[Stored data]
= = = =
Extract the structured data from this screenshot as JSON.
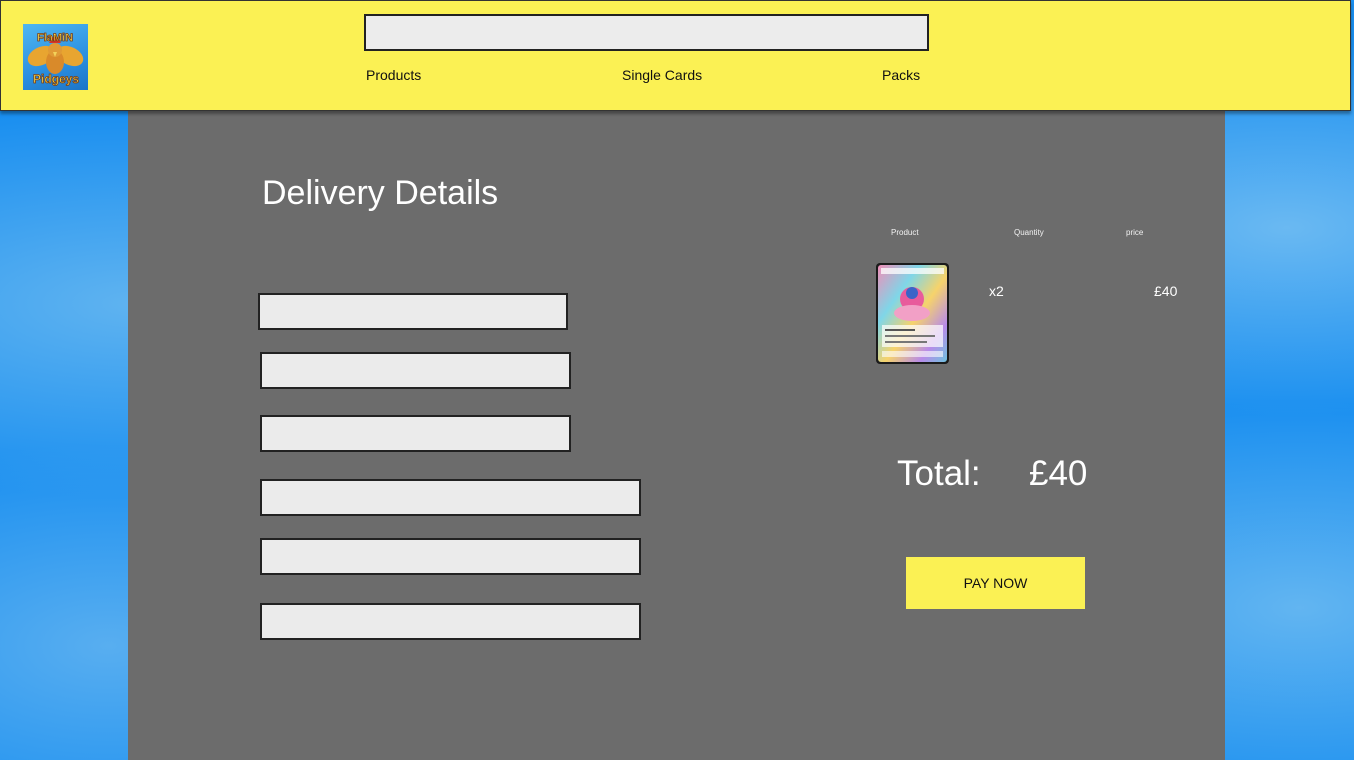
{
  "header": {
    "logo_text_line1": "FlaMiN",
    "logo_text_line2": "Pidgeys",
    "search": {
      "value": "",
      "placeholder": ""
    },
    "nav": {
      "products": "Products",
      "single_cards": "Single Cards",
      "packs": "Packs"
    }
  },
  "delivery": {
    "title": "Delivery Details",
    "fields": [
      {
        "value": "",
        "placeholder": ""
      },
      {
        "value": "",
        "placeholder": ""
      },
      {
        "value": "",
        "placeholder": ""
      },
      {
        "value": "",
        "placeholder": ""
      },
      {
        "value": "",
        "placeholder": ""
      },
      {
        "value": "",
        "placeholder": ""
      }
    ]
  },
  "cart": {
    "columns": {
      "product": "Product",
      "quantity": "Quantity",
      "price": "price"
    },
    "items": [
      {
        "product_icon": "pokemon-card-image",
        "quantity": "x2",
        "price": "£40"
      }
    ],
    "total_label": "Total:",
    "total_value": "£40",
    "pay_button": "PAY NOW"
  },
  "colors": {
    "header_bg": "#fbf154",
    "panel_bg": "#6c6c6c",
    "page_bg": "#1a8ff0",
    "input_bg": "#ebebeb",
    "button_bg": "#fbf154"
  }
}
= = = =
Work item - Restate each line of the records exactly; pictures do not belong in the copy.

The answer -
Extract the structured data from this screenshot as JSON.
{
  "header": {
    "logo_text_line1": "FlaMiN",
    "logo_text_line2": "Pidgeys",
    "search": {
      "value": "",
      "placeholder": ""
    },
    "nav": {
      "products": "Products",
      "single_cards": "Single Cards",
      "packs": "Packs"
    }
  },
  "delivery": {
    "title": "Delivery Details",
    "fields": [
      {
        "value": "",
        "placeholder": ""
      },
      {
        "value": "",
        "placeholder": ""
      },
      {
        "value": "",
        "placeholder": ""
      },
      {
        "value": "",
        "placeholder": ""
      },
      {
        "value": "",
        "placeholder": ""
      },
      {
        "value": "",
        "placeholder": ""
      }
    ]
  },
  "cart": {
    "columns": {
      "product": "Product",
      "quantity": "Quantity",
      "price": "price"
    },
    "items": [
      {
        "product_icon": "pokemon-card-image",
        "quantity": "x2",
        "price": "£40"
      }
    ],
    "total_label": "Total:",
    "total_value": "£40",
    "pay_button": "PAY NOW"
  },
  "colors": {
    "header_bg": "#fbf154",
    "panel_bg": "#6c6c6c",
    "page_bg": "#1a8ff0",
    "input_bg": "#ebebeb",
    "button_bg": "#fbf154"
  }
}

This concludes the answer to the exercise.